### Task description
Identify all lines in the listing that include the word "boilog", and copy them out.

### Records shown
┄┄┄┄┄┄

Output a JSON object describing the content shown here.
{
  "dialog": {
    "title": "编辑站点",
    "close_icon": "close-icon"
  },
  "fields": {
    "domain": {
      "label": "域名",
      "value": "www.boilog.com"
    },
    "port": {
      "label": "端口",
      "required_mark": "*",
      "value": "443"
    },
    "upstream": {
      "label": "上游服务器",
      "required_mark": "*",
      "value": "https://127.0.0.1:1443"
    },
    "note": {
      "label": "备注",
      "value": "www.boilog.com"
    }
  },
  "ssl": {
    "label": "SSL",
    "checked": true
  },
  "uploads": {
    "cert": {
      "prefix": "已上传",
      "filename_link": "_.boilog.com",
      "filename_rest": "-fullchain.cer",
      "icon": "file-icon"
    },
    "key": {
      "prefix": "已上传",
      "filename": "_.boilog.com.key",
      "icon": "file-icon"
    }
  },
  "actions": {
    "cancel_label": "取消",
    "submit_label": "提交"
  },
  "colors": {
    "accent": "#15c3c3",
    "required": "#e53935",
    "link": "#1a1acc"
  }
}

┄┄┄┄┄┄

### Solution for this problem
      "value": "www.boilog.com"
      "value": "www.boilog.com"
      "filename_link": "_.boilog.com",
      "filename": "_.boilog.com.key",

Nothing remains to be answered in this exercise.